→ WHAT IS REQUIRED
Exact reproduction required: print each line of the material below.

◆ ◆ ◆

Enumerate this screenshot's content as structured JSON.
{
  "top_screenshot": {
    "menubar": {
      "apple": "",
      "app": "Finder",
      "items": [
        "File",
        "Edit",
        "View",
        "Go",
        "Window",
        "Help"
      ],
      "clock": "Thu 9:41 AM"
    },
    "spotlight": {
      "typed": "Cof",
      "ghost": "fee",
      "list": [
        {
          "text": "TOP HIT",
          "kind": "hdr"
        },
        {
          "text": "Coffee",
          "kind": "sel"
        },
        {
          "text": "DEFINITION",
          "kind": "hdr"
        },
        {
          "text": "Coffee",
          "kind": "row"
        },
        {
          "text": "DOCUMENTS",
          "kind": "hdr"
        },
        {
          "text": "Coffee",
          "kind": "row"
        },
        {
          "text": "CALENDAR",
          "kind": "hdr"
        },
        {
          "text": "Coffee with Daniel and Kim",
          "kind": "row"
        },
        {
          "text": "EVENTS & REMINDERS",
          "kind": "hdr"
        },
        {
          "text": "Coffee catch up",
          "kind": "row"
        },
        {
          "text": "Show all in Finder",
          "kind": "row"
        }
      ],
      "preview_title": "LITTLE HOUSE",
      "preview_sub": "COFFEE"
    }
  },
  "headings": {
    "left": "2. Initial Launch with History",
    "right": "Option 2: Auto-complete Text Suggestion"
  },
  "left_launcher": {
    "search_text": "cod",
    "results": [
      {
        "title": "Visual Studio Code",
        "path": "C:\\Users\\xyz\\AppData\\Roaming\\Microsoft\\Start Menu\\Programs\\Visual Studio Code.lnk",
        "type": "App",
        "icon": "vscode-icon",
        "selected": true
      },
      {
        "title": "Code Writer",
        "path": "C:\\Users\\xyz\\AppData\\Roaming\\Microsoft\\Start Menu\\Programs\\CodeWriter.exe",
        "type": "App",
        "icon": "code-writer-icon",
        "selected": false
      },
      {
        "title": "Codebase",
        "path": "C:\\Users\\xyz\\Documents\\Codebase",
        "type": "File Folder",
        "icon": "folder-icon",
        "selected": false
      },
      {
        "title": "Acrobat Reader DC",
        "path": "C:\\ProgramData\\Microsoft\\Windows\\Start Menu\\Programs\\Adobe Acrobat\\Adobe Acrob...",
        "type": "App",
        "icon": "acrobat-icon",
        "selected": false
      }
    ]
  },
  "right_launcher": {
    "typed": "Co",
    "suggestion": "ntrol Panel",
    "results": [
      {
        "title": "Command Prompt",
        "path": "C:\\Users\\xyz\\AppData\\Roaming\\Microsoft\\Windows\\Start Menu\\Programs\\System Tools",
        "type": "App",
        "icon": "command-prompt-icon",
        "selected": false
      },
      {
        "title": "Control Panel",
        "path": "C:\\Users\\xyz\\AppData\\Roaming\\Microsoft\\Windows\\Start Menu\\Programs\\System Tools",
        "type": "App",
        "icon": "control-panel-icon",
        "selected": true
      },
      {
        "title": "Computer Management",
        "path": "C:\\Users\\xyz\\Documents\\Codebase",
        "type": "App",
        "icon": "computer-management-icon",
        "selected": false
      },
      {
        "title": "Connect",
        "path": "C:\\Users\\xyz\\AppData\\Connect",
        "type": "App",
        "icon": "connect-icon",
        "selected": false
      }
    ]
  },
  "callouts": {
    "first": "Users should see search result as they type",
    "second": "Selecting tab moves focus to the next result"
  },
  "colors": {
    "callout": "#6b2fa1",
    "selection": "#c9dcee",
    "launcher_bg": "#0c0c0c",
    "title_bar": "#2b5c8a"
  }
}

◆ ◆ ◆

→ SOLVED EXERCISE
Enumerate this screenshot's content as structured JSON.
{
  "top_screenshot": {
    "menubar": {
      "apple": "",
      "app": "Finder",
      "items": [
        "File",
        "Edit",
        "View",
        "Go",
        "Window",
        "Help"
      ],
      "clock": "Thu 9:41 AM"
    },
    "spotlight": {
      "typed": "Cof",
      "ghost": "fee",
      "list": [
        {
          "text": "TOP HIT",
          "kind": "hdr"
        },
        {
          "text": "Coffee",
          "kind": "sel"
        },
        {
          "text": "DEFINITION",
          "kind": "hdr"
        },
        {
          "text": "Coffee",
          "kind": "row"
        },
        {
          "text": "DOCUMENTS",
          "kind": "hdr"
        },
        {
          "text": "Coffee",
          "kind": "row"
        },
        {
          "text": "CALENDAR",
          "kind": "hdr"
        },
        {
          "text": "Coffee with Daniel and Kim",
          "kind": "row"
        },
        {
          "text": "EVENTS & REMINDERS",
          "kind": "hdr"
        },
        {
          "text": "Coffee catch up",
          "kind": "row"
        },
        {
          "text": "Show all in Finder",
          "kind": "row"
        }
      ],
      "preview_title": "LITTLE HOUSE",
      "preview_sub": "COFFEE"
    }
  },
  "headings": {
    "left": "2. Initial Launch with History",
    "right": "Option 2: Auto-complete Text Suggestion"
  },
  "left_launcher": {
    "search_text": "cod",
    "results": [
      {
        "title": "Visual Studio Code",
        "path": "C:\\Users\\xyz\\AppData\\Roaming\\Microsoft\\Start Menu\\Programs\\Visual Studio Code.lnk",
        "type": "App",
        "icon": "vscode-icon",
        "selected": true
      },
      {
        "title": "Code Writer",
        "path": "C:\\Users\\xyz\\AppData\\Roaming\\Microsoft\\Start Menu\\Programs\\CodeWriter.exe",
        "type": "App",
        "icon": "code-writer-icon",
        "selected": false
      },
      {
        "title": "Codebase",
        "path": "C:\\Users\\xyz\\Documents\\Codebase",
        "type": "File Folder",
        "icon": "folder-icon",
        "selected": false
      },
      {
        "title": "Acrobat Reader DC",
        "path": "C:\\ProgramData\\Microsoft\\Windows\\Start Menu\\Programs\\Adobe Acrobat\\Adobe Acrob...",
        "type": "App",
        "icon": "acrobat-icon",
        "selected": false
      }
    ]
  },
  "right_launcher": {
    "typed": "Co",
    "suggestion": "ntrol Panel",
    "results": [
      {
        "title": "Command Prompt",
        "path": "C:\\Users\\xyz\\AppData\\Roaming\\Microsoft\\Windows\\Start Menu\\Programs\\System Tools",
        "type": "App",
        "icon": "command-prompt-icon",
        "selected": false
      },
      {
        "title": "Control Panel",
        "path": "C:\\Users\\xyz\\AppData\\Roaming\\Microsoft\\Windows\\Start Menu\\Programs\\System Tools",
        "type": "App",
        "icon": "control-panel-icon",
        "selected": true
      },
      {
        "title": "Computer Management",
        "path": "C:\\Users\\xyz\\Documents\\Codebase",
        "type": "App",
        "icon": "computer-management-icon",
        "selected": false
      },
      {
        "title": "Connect",
        "path": "C:\\Users\\xyz\\AppData\\Connect",
        "type": "App",
        "icon": "connect-icon",
        "selected": false
      }
    ]
  },
  "callouts": {
    "first": "Users should see search result as they type",
    "second": "Selecting tab moves focus to the next result"
  },
  "colors": {
    "callout": "#6b2fa1",
    "selection": "#c9dcee",
    "launcher_bg": "#0c0c0c",
    "title_bar": "#2b5c8a"
  }
}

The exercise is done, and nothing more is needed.